* _Task prompt_
Return every entry below exactly as written.

* _Records to process_
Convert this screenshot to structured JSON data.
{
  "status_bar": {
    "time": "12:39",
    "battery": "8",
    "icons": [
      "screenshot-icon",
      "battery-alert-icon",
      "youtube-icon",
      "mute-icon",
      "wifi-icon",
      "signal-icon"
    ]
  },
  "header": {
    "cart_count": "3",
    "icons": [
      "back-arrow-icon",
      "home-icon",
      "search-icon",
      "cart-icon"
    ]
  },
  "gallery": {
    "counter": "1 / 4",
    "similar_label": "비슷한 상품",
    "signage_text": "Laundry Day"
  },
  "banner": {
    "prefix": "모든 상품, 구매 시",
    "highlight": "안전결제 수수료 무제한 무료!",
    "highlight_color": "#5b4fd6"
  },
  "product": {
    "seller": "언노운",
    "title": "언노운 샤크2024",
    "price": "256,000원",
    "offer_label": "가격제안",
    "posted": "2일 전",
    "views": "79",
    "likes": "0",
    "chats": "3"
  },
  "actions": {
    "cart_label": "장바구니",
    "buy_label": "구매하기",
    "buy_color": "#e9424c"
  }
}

* _Written answer_
Convert this screenshot to structured JSON data.
{
  "status_bar": {
    "time": "12:39",
    "battery": "8",
    "icons": [
      "screenshot-icon",
      "battery-alert-icon",
      "youtube-icon",
      "mute-icon",
      "wifi-icon",
      "signal-icon"
    ]
  },
  "header": {
    "cart_count": "3",
    "icons": [
      "back-arrow-icon",
      "home-icon",
      "search-icon",
      "cart-icon"
    ]
  },
  "gallery": {
    "counter": "1 / 4",
    "similar_label": "비슷한 상품",
    "signage_text": "Laundry Day"
  },
  "banner": {
    "prefix": "모든 상품, 구매 시",
    "highlight": "안전결제 수수료 무제한 무료!",
    "highlight_color": "#5b4fd6"
  },
  "product": {
    "seller": "언노운",
    "title": "언노운 샤크2024",
    "price": "256,000원",
    "offer_label": "가격제안",
    "posted": "2일 전",
    "views": "79",
    "likes": "0",
    "chats": "3"
  },
  "actions": {
    "cart_label": "장바구니",
    "buy_label": "구매하기",
    "buy_color": "#e9424c"
  }
}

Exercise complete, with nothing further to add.